→ Instructions for the task
Go through the listing beneath this task and return every line that carries the string "Microsoft".

(Records for this task)

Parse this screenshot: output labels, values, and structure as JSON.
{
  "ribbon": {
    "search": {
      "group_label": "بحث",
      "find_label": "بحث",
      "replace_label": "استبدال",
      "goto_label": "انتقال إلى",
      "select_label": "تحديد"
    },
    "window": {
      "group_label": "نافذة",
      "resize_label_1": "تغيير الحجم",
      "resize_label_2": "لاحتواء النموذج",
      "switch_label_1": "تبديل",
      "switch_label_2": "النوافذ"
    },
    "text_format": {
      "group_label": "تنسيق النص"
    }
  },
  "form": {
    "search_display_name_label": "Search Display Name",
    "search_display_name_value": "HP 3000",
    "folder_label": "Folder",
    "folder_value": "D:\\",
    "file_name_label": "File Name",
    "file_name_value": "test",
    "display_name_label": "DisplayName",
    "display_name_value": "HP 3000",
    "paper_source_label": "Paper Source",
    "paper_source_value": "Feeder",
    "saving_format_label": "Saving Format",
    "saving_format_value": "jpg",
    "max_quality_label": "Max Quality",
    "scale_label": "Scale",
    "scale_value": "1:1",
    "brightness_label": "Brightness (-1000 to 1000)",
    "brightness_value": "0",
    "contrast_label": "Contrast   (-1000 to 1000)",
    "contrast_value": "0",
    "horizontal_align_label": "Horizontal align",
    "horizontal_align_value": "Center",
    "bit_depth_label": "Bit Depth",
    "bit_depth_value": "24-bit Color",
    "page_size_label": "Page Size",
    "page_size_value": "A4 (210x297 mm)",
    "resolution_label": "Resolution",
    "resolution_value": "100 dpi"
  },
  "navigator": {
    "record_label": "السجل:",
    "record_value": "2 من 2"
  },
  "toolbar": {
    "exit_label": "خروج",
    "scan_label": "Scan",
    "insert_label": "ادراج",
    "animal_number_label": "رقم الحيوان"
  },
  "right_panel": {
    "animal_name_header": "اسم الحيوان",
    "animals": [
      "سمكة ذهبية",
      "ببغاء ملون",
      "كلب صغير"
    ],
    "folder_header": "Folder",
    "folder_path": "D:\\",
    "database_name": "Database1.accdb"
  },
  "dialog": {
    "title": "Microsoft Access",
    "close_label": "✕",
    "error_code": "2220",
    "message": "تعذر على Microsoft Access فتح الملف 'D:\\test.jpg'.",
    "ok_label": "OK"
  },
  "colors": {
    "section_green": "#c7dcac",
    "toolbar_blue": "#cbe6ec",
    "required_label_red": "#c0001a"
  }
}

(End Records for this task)

→ Answer box
    "title": "Microsoft Access",
    "message": "تعذر على Microsoft Access فتح الملف 'D:\\test.jpg'.",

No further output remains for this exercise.